TASK ITEM
Repeat all the data exactly, and where a record holds a picture, leave that picture out.

(Dataset rows describing interfaces)

-- Opening Marker --

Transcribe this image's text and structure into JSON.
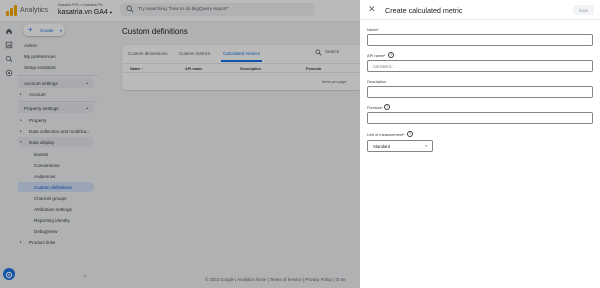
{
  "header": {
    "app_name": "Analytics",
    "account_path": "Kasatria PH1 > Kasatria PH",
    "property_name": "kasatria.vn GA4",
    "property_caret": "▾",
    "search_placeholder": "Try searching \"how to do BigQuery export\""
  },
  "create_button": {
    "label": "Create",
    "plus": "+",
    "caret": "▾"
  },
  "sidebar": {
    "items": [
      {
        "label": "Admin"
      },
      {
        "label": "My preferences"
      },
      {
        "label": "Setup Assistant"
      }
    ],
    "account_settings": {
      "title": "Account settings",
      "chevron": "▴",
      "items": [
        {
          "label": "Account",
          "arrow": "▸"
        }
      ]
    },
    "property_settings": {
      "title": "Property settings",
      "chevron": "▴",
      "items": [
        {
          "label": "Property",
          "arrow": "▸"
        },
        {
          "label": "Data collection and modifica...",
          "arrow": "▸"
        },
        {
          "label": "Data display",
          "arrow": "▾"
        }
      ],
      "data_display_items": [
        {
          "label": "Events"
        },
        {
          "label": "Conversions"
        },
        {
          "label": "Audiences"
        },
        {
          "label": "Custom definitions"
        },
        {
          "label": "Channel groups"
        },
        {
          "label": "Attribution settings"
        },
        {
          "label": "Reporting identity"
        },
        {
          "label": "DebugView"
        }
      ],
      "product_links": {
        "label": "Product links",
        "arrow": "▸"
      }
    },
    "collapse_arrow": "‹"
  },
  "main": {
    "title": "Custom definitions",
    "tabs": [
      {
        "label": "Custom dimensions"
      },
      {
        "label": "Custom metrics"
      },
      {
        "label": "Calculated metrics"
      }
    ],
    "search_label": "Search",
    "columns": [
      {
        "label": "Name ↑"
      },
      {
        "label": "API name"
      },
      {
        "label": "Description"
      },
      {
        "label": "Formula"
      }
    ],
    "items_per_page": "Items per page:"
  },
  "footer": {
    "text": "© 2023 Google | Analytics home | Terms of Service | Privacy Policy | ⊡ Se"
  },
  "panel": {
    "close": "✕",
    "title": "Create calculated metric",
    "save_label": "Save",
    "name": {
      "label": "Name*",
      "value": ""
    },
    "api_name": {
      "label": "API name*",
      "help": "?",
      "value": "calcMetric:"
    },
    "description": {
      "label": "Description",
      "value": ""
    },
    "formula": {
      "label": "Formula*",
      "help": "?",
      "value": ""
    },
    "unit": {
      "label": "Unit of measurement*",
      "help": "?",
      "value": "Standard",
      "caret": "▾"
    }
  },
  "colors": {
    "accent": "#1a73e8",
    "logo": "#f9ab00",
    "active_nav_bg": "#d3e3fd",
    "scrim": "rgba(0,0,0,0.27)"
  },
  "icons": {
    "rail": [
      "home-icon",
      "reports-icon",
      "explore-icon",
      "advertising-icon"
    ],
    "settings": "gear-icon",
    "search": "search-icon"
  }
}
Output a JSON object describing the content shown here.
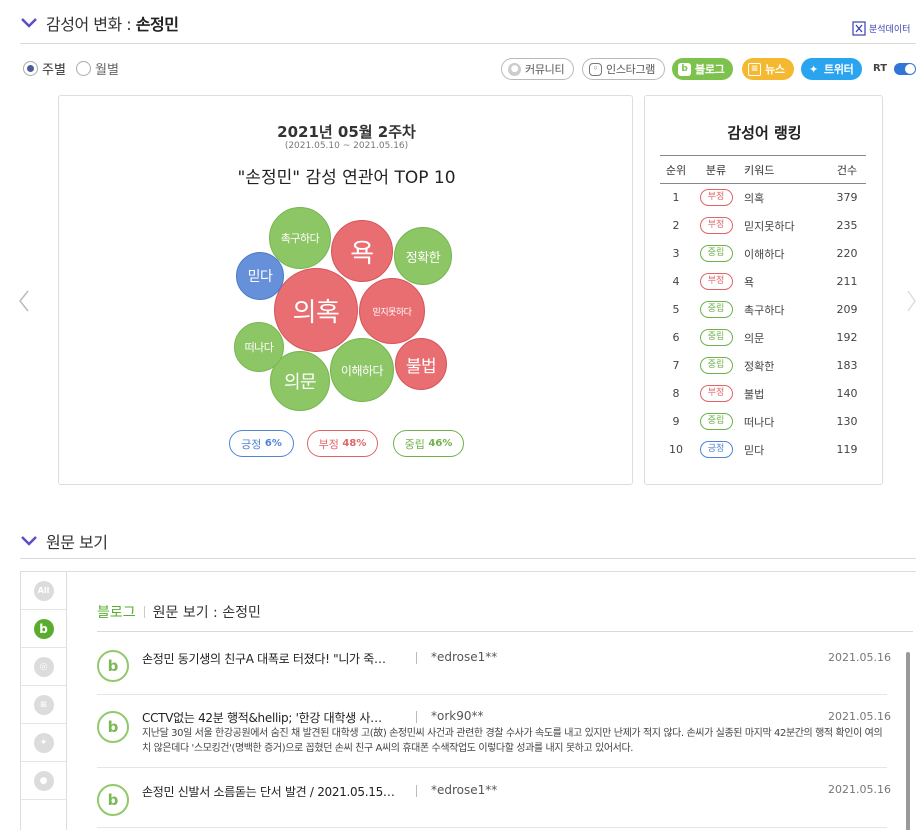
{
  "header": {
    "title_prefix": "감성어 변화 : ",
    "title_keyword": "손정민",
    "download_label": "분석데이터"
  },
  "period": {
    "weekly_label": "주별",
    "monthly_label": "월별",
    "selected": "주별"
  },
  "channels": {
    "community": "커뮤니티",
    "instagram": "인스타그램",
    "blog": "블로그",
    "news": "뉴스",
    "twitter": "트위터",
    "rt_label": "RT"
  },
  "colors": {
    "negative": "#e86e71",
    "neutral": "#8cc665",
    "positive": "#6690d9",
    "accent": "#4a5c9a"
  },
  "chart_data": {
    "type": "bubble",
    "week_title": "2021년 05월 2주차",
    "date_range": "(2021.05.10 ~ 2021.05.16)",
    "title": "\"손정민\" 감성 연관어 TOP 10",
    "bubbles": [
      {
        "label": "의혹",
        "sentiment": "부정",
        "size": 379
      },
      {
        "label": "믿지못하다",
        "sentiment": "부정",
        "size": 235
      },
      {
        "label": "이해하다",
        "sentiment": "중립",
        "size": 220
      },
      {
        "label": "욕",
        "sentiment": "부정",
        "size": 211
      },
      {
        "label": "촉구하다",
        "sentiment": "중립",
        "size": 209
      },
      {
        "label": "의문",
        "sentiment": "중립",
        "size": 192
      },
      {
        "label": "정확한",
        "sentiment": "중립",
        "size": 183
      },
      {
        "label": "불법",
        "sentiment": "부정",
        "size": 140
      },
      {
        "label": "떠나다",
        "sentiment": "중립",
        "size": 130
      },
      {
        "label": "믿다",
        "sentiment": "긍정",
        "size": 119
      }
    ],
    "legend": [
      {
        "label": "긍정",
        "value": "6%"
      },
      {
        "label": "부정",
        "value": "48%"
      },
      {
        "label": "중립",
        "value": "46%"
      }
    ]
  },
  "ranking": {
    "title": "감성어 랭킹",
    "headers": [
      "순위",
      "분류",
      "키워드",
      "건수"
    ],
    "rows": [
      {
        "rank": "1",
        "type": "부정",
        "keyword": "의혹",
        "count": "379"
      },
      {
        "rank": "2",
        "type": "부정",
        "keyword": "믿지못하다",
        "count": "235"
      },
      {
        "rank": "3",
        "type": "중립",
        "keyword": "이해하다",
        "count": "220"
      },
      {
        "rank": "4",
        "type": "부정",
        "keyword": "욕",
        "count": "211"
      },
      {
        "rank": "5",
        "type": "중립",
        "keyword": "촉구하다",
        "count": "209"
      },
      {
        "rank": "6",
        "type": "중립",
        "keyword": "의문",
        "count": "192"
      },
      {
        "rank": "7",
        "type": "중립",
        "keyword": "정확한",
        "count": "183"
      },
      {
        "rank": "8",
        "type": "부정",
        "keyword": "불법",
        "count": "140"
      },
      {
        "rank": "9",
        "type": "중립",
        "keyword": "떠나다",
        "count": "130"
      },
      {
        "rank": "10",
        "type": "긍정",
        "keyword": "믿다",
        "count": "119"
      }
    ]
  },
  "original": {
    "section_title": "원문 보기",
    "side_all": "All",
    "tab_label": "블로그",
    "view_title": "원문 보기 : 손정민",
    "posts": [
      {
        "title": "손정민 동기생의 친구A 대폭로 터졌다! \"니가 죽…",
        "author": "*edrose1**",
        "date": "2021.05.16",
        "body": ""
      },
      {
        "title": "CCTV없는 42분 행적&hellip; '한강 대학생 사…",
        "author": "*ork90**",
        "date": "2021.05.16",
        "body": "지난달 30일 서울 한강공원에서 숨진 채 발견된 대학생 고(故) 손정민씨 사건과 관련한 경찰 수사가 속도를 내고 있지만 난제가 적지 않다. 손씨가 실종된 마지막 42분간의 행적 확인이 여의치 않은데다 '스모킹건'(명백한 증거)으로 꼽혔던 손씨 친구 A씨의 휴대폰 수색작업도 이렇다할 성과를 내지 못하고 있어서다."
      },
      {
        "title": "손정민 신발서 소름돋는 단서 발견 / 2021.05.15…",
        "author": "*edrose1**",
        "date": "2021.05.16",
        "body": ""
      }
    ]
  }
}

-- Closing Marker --

RESULT
Transcribe this image's text and structure into JSON.
{
  "header": {
    "app_name": "Analytics",
    "account_path": "Kasatria PH1 > Kasatria PH",
    "property_name": "kasatria.vn GA4",
    "property_caret": "▾",
    "search_placeholder": "Try searching \"how to do BigQuery export\""
  },
  "create_button": {
    "label": "Create",
    "plus": "+",
    "caret": "▾"
  },
  "sidebar": {
    "items": [
      {
        "label": "Admin"
      },
      {
        "label": "My preferences"
      },
      {
        "label": "Setup Assistant"
      }
    ],
    "account_settings": {
      "title": "Account settings",
      "chevron": "▴",
      "items": [
        {
          "label": "Account",
          "arrow": "▸"
        }
      ]
    },
    "property_settings": {
      "title": "Property settings",
      "chevron": "▴",
      "items": [
        {
          "label": "Property",
          "arrow": "▸"
        },
        {
          "label": "Data collection and modifica...",
          "arrow": "▸"
        },
        {
          "label": "Data display",
          "arrow": "▾"
        }
      ],
      "data_display_items": [
        {
          "label": "Events"
        },
        {
          "label": "Conversions"
        },
        {
          "label": "Audiences"
        },
        {
          "label": "Custom definitions"
        },
        {
          "label": "Channel groups"
        },
        {
          "label": "Attribution settings"
        },
        {
          "label": "Reporting identity"
        },
        {
          "label": "DebugView"
        }
      ],
      "product_links": {
        "label": "Product links",
        "arrow": "▸"
      }
    },
    "collapse_arrow": "‹"
  },
  "main": {
    "title": "Custom definitions",
    "tabs": [
      {
        "label": "Custom dimensions"
      },
      {
        "label": "Custom metrics"
      },
      {
        "label": "Calculated metrics"
      }
    ],
    "search_label": "Search",
    "columns": [
      {
        "label": "Name ↑"
      },
      {
        "label": "API name"
      },
      {
        "label": "Description"
      },
      {
        "label": "Formula"
      }
    ],
    "items_per_page": "Items per page:"
  },
  "footer": {
    "text": "© 2023 Google | Analytics home | Terms of Service | Privacy Policy | ⊡ Se"
  },
  "panel": {
    "close": "✕",
    "title": "Create calculated metric",
    "save_label": "Save",
    "name": {
      "label": "Name*",
      "value": ""
    },
    "api_name": {
      "label": "API name*",
      "help": "?",
      "value": "calcMetric:"
    },
    "description": {
      "label": "Description",
      "value": ""
    },
    "formula": {
      "label": "Formula*",
      "help": "?",
      "value": ""
    },
    "unit": {
      "label": "Unit of measurement*",
      "help": "?",
      "value": "Standard",
      "caret": "▾"
    }
  },
  "colors": {
    "accent": "#1a73e8",
    "logo": "#f9ab00",
    "active_nav_bg": "#d3e3fd",
    "scrim": "rgba(0,0,0,0.27)"
  },
  "icons": {
    "rail": [
      "home-icon",
      "reports-icon",
      "explore-icon",
      "advertising-icon"
    ],
    "settings": "gear-icon",
    "search": "search-icon"
  }
}
Output a JSON object describing the content shown here.
{
  "header": {
    "title_prefix": "감성어 변화 : ",
    "title_keyword": "손정민",
    "download_label": "분석데이터"
  },
  "period": {
    "weekly_label": "주별",
    "monthly_label": "월별",
    "selected": "주별"
  },
  "channels": {
    "community": "커뮤니티",
    "instagram": "인스타그램",
    "blog": "블로그",
    "news": "뉴스",
    "twitter": "트위터",
    "rt_label": "RT"
  },
  "colors": {
    "negative": "#e86e71",
    "neutral": "#8cc665",
    "positive": "#6690d9",
    "accent": "#4a5c9a"
  },
  "chart_data": {
    "type": "bubble",
    "week_title": "2021년 05월 2주차",
    "date_range": "(2021.05.10 ~ 2021.05.16)",
    "title": "\"손정민\" 감성 연관어 TOP 10",
    "bubbles": [
      {
        "label": "의혹",
        "sentiment": "부정",
        "size": 379
      },
      {
        "label": "믿지못하다",
        "sentiment": "부정",
        "size": 235
      },
      {
        "label": "이해하다",
        "sentiment": "중립",
        "size": 220
      },
      {
        "label": "욕",
        "sentiment": "부정",
        "size": 211
      },
      {
        "label": "촉구하다",
        "sentiment": "중립",
        "size": 209
      },
      {
        "label": "의문",
        "sentiment": "중립",
        "size": 192
      },
      {
        "label": "정확한",
        "sentiment": "중립",
        "size": 183
      },
      {
        "label": "불법",
        "sentiment": "부정",
        "size": 140
      },
      {
        "label": "떠나다",
        "sentiment": "중립",
        "size": 130
      },
      {
        "label": "믿다",
        "sentiment": "긍정",
        "size": 119
      }
    ],
    "legend": [
      {
        "label": "긍정",
        "value": "6%"
      },
      {
        "label": "부정",
        "value": "48%"
      },
      {
        "label": "중립",
        "value": "46%"
      }
    ]
  },
  "ranking": {
    "title": "감성어 랭킹",
    "headers": [
      "순위",
      "분류",
      "키워드",
      "건수"
    ],
    "rows": [
      {
        "rank": "1",
        "type": "부정",
        "keyword": "의혹",
        "count": "379"
      },
      {
        "rank": "2",
        "type": "부정",
        "keyword": "믿지못하다",
        "count": "235"
      },
      {
        "rank": "3",
        "type": "중립",
        "keyword": "이해하다",
        "count": "220"
      },
      {
        "rank": "4",
        "type": "부정",
        "keyword": "욕",
        "count": "211"
      },
      {
        "rank": "5",
        "type": "중립",
        "keyword": "촉구하다",
        "count": "209"
      },
      {
        "rank": "6",
        "type": "중립",
        "keyword": "의문",
        "count": "192"
      },
      {
        "rank": "7",
        "type": "중립",
        "keyword": "정확한",
        "count": "183"
      },
      {
        "rank": "8",
        "type": "부정",
        "keyword": "불법",
        "count": "140"
      },
      {
        "rank": "9",
        "type": "중립",
        "keyword": "떠나다",
        "count": "130"
      },
      {
        "rank": "10",
        "type": "긍정",
        "keyword": "믿다",
        "count": "119"
      }
    ]
  },
  "original": {
    "section_title": "원문 보기",
    "side_all": "All",
    "tab_label": "블로그",
    "view_title": "원문 보기 : 손정민",
    "posts": [
      {
        "title": "손정민 동기생의 친구A 대폭로 터졌다! \"니가 죽…",
        "author": "*edrose1**",
        "date": "2021.05.16",
        "body": ""
      },
      {
        "title": "CCTV없는 42분 행적&hellip; '한강 대학생 사…",
        "author": "*ork90**",
        "date": "2021.05.16",
        "body": "지난달 30일 서울 한강공원에서 숨진 채 발견된 대학생 고(故) 손정민씨 사건과 관련한 경찰 수사가 속도를 내고 있지만 난제가 적지 않다. 손씨가 실종된 마지막 42분간의 행적 확인이 여의치 않은데다 '스모킹건'(명백한 증거)으로 꼽혔던 손씨 친구 A씨의 휴대폰 수색작업도 이렇다할 성과를 내지 못하고 있어서다."
      },
      {
        "title": "손정민 신발서 소름돋는 단서 발견 / 2021.05.15…",
        "author": "*edrose1**",
        "date": "2021.05.16",
        "body": ""
      }
    ]
  }
}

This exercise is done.